So let’s be honest: there’s only one reason we all read a book like this. It’s for the Big Wedding Night/consummation scene. Because it’s a forced, arranged marriage by domineering older man Alex, and the heroine, Toni, is a typically timid virgin.
We all want to know what happens. That’s why we skim over the dubious and spurious waffle as to how putting up your daughter’s hand in marriage as security for a loan is somehow legal in the UK. (Which it’s not, whether in the 1970s or at any other time. And we all know that. And Anne Mather knows it). But we grant her some artistic licence, because we’re not here for realism. We’re here, because whenever we find out someone had an arranged marriage, our first question is always: what was the wedding night like?
Anne Mather makes us wait until page 87, about half-way through the book for our answer. Which is rape. Sheer, unadultered, 100% coerced, rape. Not ravishment. Not “forced seduction”. Not anything on the BDSM spectrum. It’s rape. And it’s agony. Here’s the scene, if you want to read it (click to enlarge):
We’ll just remind ourselves that Toni is a teenage virgin and and Alex is over forty, “old enough to be her father” as he himself admits. We later find out that supposedly he first saw her when she was 12, and “a skinny slip of a schoolgirl”, and he was 33. And then:
“But as you grew older, my feelings changed. But you were still much too young. You still are. But God help me, I’m a man, not a saint! And I wanted you. I still do.”
When? Toni has never met Alex or seen him before in her life before he turns up on her doorstep announcing that he owns her. Has he been stalking her and spying on her from afar? It makes little sense, but it’s hellishly creepy.
So there you have it. Naturally it turns out that Toni gets pregnant, and there’s plenty of drama about this, and each thinking the other wants a divorce, but of course she Stockholm Syndromed herself “in love” with him.
If the hero couldn’t be even more of a shit, he later forces her to stop breastfeeding and switch the baby to bottle feeding, so he can “get you to myself”. Granted this was written in the 1970s when breastfeeding and support for breastfeeding were at an all-time low in the UK. But Charlotte doesn’t even want to stop breastfeeding. Anyway, that part struck a particularly unsettling note for me, as if the earlier stuff wasn’t bad enough.

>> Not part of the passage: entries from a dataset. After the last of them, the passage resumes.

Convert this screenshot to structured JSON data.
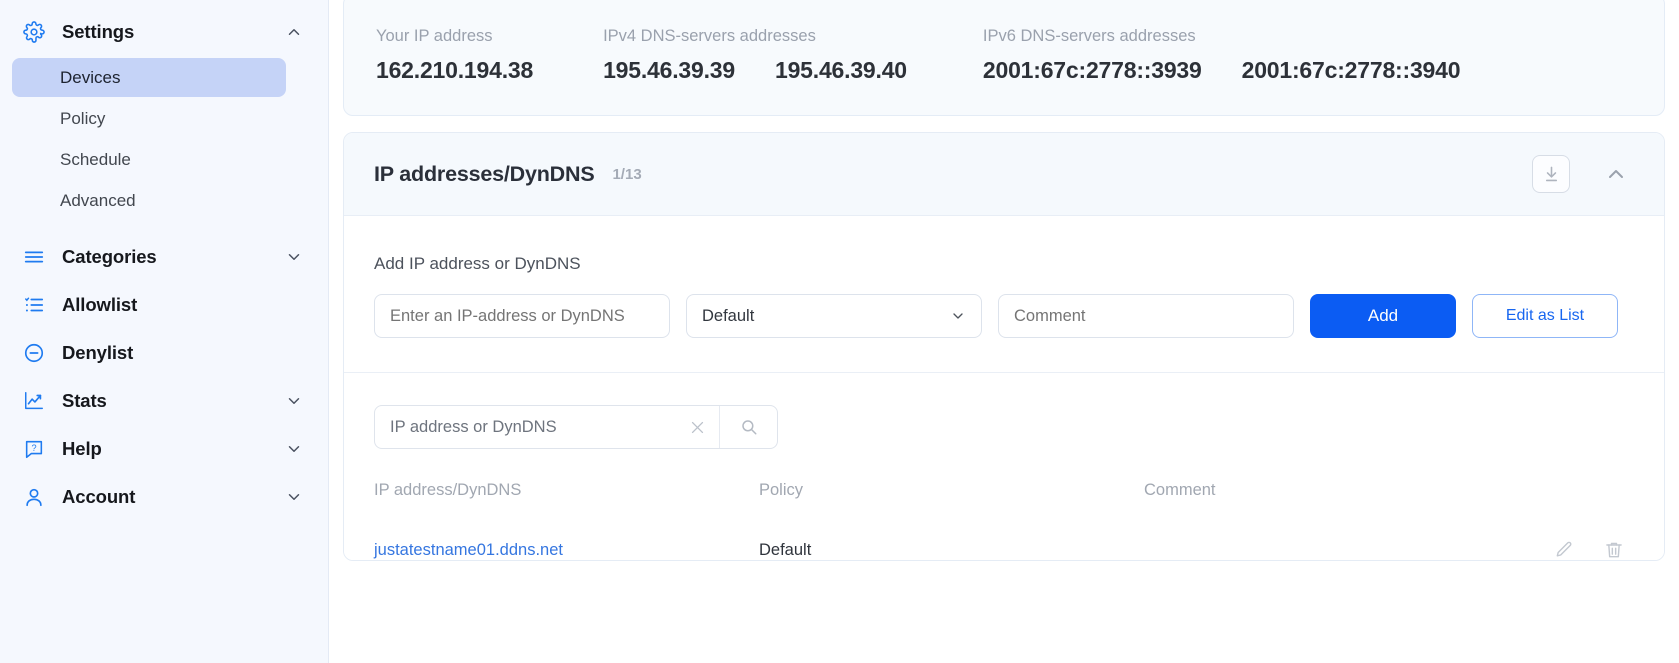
{
  "sidebar": {
    "groups": [
      {
        "label": "Settings",
        "icon": "gear-icon",
        "chevron": "chevron-up-icon",
        "expanded": true,
        "items": [
          {
            "label": "Devices",
            "active": true
          },
          {
            "label": "Policy",
            "active": false
          },
          {
            "label": "Schedule",
            "active": false
          },
          {
            "label": "Advanced",
            "active": false
          }
        ]
      },
      {
        "label": "Categories",
        "icon": "menu-lines-icon",
        "chevron": "chevron-down-icon",
        "expanded": false,
        "items": []
      },
      {
        "label": "Allowlist",
        "icon": "list-check-icon",
        "chevron": "",
        "expanded": false,
        "items": []
      },
      {
        "label": "Denylist",
        "icon": "minus-circle-icon",
        "chevron": "",
        "expanded": false,
        "items": []
      },
      {
        "label": "Stats",
        "icon": "chart-line-icon",
        "chevron": "chevron-down-icon",
        "expanded": false,
        "items": []
      },
      {
        "label": "Help",
        "icon": "help-chat-icon",
        "chevron": "chevron-down-icon",
        "expanded": false,
        "items": []
      },
      {
        "label": "Account",
        "icon": "user-icon",
        "chevron": "chevron-down-icon",
        "expanded": false,
        "items": []
      }
    ]
  },
  "ip_summary": {
    "your_ip": {
      "caption": "Your IP address",
      "value": "162.210.194.38"
    },
    "ipv4_dns": {
      "caption": "IPv4 DNS-servers addresses",
      "values": [
        "195.46.39.39",
        "195.46.39.40"
      ]
    },
    "ipv6_dns": {
      "caption": "IPv6 DNS-servers addresses",
      "values": [
        "2001:67c:2778::3939",
        "2001:67c:2778::3940"
      ]
    }
  },
  "panel": {
    "title": "IP addresses/DynDNS",
    "count": "1/13",
    "download_icon": "download-icon",
    "collapse_icon": "chevron-up-icon",
    "add_section_label": "Add IP address or DynDNS",
    "ip_input_placeholder": "Enter an IP-address or DynDNS",
    "ip_input_value": "",
    "policy_select_value": "Default",
    "comment_input_placeholder": "Comment",
    "comment_input_value": "",
    "add_button": "Add",
    "edit_as_list_button": "Edit as List",
    "search_placeholder": "IP address or DynDNS",
    "search_value": "",
    "clear_icon": "close-x-icon",
    "search_icon": "search-icon"
  },
  "table": {
    "columns": [
      "IP address/DynDNS",
      "Policy",
      "Comment"
    ],
    "rows": [
      {
        "ip": "justatestname01.ddns.net",
        "policy": "Default",
        "comment": "",
        "edit_icon": "pencil-icon",
        "delete_icon": "trash-icon"
      }
    ]
  },
  "colors": {
    "accent": "#0b5cf3",
    "link": "#3576e0",
    "sidebar_bg": "#f5f8fe",
    "active_item_bg": "#c5d3f7"
  }
}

Do I recommend this one? Yes, if you’re a fan of age gap, Anne Mather, and you can cope with THAT scene.